For the word "ruler", count the lines of the data that include it and give only the total.

[Opening EXTRACTED MATERIAL section]

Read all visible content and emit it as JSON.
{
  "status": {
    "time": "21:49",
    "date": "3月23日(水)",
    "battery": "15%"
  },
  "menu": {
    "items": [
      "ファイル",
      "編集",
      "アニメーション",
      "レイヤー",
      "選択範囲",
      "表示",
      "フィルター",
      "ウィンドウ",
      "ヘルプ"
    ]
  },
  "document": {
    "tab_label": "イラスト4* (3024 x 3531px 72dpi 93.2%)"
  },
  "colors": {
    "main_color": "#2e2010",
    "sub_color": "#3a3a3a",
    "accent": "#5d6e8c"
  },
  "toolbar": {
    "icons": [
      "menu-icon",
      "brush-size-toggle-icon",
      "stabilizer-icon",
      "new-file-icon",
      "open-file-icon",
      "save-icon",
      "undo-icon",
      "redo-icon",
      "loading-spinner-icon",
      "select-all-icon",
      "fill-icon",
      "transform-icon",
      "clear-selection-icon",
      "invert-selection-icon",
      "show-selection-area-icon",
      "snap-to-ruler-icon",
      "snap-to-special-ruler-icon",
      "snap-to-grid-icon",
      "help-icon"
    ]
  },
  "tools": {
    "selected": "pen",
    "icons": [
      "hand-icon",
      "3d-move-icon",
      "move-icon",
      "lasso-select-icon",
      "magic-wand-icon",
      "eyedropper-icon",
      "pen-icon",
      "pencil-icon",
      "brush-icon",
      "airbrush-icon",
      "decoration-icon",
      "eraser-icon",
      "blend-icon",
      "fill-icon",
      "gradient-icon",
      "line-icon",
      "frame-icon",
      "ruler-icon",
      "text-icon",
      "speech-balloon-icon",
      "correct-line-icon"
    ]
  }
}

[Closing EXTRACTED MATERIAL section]

▶ WRITTEN ANSWER
3